December 13, 2010

A night in France and Onion Soup


Last night we went to France and it was awesome!  I might say that the food of France is in the top three places I am looking froward to most.  We will be there in 126 days! Croissants, wine, macaroons, lattes and baguettes, there isn't one item on France's expansive culinary list that I don't want to try.  And French onion soup is at the very top of my list.  Onion soup is in my top five favourite foods to eat, it is so simple, so easy to prepare but amazingly complex and rich, I could eat it everyday for the rest of my life.  This onion soup was no exception, when I make it I use only onions and thyme, butter and stock with a little salt and pepper.  I top it with a little toasted bread and cheese.  This time Shane made it much more involved, simple but infinitely more complex.  He infused the beef stock with extra onion, rosemary and thyme, strained that out, caramelized the onions within an inch of their lives.  Topped the soup with a few fresh croutons, toasted with oil and garlic and some shredded aged cheddar cheese.  And very tasty it was.
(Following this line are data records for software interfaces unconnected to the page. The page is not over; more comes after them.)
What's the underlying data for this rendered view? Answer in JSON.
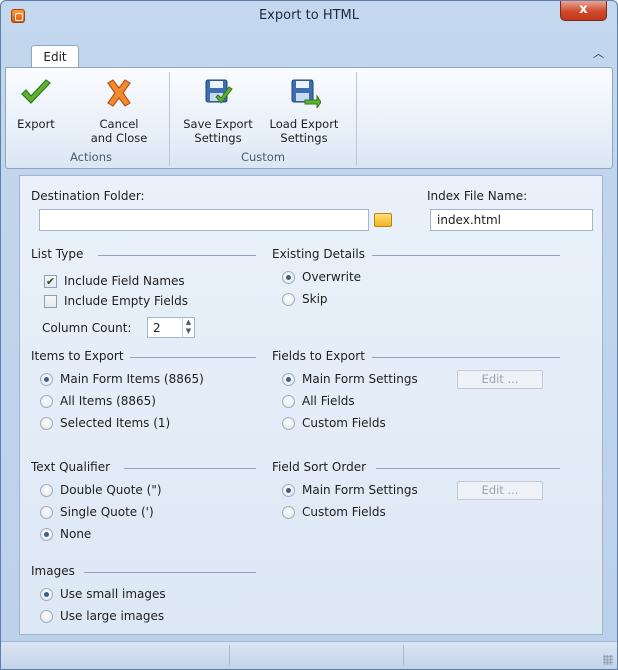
{
  "window": {
    "title": "Export to HTML",
    "close_label": "x"
  },
  "ribbon": {
    "tab_label": "Edit",
    "groups": [
      {
        "label": "Actions",
        "buttons": [
          {
            "line1": "Export",
            "line2": ""
          },
          {
            "line1": "Cancel",
            "line2": "and Close"
          }
        ]
      },
      {
        "label": "Custom",
        "buttons": [
          {
            "line1": "Save Export",
            "line2": "Settings"
          },
          {
            "line1": "Load Export",
            "line2": "Settings"
          }
        ]
      }
    ]
  },
  "form": {
    "destination_folder": {
      "label": "Destination Folder:",
      "value": ""
    },
    "index_file": {
      "label": "Index File Name:",
      "value": "index.html"
    },
    "list_type": {
      "header": "List Type",
      "include_field_names": {
        "label": "Include Field Names",
        "checked": true
      },
      "include_empty_fields": {
        "label": "Include Empty Fields",
        "checked": false
      },
      "column_count": {
        "label": "Column Count:",
        "value": "2"
      }
    },
    "existing_details": {
      "header": "Existing Details",
      "options": [
        "Overwrite",
        "Skip"
      ],
      "selected": 0
    },
    "items_to_export": {
      "header": "Items to Export",
      "options": [
        "Main Form Items (8865)",
        "All Items (8865)",
        "Selected Items (1)"
      ],
      "selected": 0
    },
    "fields_to_export": {
      "header": "Fields to Export",
      "options": [
        "Main Form Settings",
        "All Fields",
        "Custom Fields"
      ],
      "selected": 0,
      "edit_label": "Edit ..."
    },
    "text_qualifier": {
      "header": "Text Qualifier",
      "options": [
        "Double Quote (\")",
        "Single Quote (')",
        "None"
      ],
      "selected": 2
    },
    "field_sort_order": {
      "header": "Field Sort Order",
      "options": [
        "Main Form Settings",
        "Custom Fields"
      ],
      "selected": 0,
      "edit_label": "Edit ..."
    },
    "images": {
      "header": "Images",
      "options": [
        "Use small images",
        "Use large images"
      ],
      "selected": 0
    }
  }
}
Next we had steak and fries.  My steak was A LOT smaller!  Topped with a béarnaise sauce it was absolutely delicious. Béarnaise is similar to hollandaise in that they are both butter sauces with a tart mouth watering accent.  Where they differ is in the vinegar reductions' composition, where hollandaise has peppercorns, béarnaise has tarragon which gives it a very unique flavour.  The béarnaise is finished with a sprinkle of raw shallots to balance the sauce.


Last I made Ile Flottante, or floating island.  It is a classic dessert that is very sweet, light and decadent. It is composed of light, smooth meringue puffs floating in a 'sea' of creme anglaise and then topped with almond brittle and a caramel sauce.  The dish is very smooth aside from the almond brittle and where the idea of a soft meringue might turn you off, I promise, it's like eating a cloud.

Onion Soup


I think every cook should know how to make Onion soup, so here is a rough guide to how I make it, which is different every time.


1-2 onion per person
1 Tbsp butter per person
Beef, chicken stock, or water
a little bit of a baguette
a handful or gruyere, or another stringy-when-melted cheese

optional:
A spring or two or thyme
A slash of red or white wine and some brandy
For something unique, add a little allspice or 5 spice powder

First you slice your onion in half and then into fairly thin slices.  Melt the pat of butter in a saucepan and add the onion on medium heat.  Cook for 3-4 minutes and the turn down to low and cook for as long as you can.  I'd say minimum 45 minutes for a good deep flavour.  Be sure to stir frequently until they are dark and caramelized and smell sweet.  When your onions are a rich, dark brown, deglaze the pan using the white wine and the brandy. Cook out the wine and brandy until nearly dry.  Next, add chicken stock or water (which is what I use), or beef stock, which is Shane's favourite, a few inches above the onions. If using thyme now is the time to add it. Simmer the soup for about thirty minutes, more if you'd like, until the flavors meld.  Season to taste with salt and pepper.

To finish cut some cubes from your baguette, toss them with melted butter and finely minced garlic, toast them in the oven for a little while.  Sprinkle some grated cheese on top.  You can also just toast slices of baguette in the oven, though croutons are immensely easier to eat.

1 comment:

  1. OH sounds yummy my husband will love this! Thanks for sharing.
    Irene

    ReplyDelete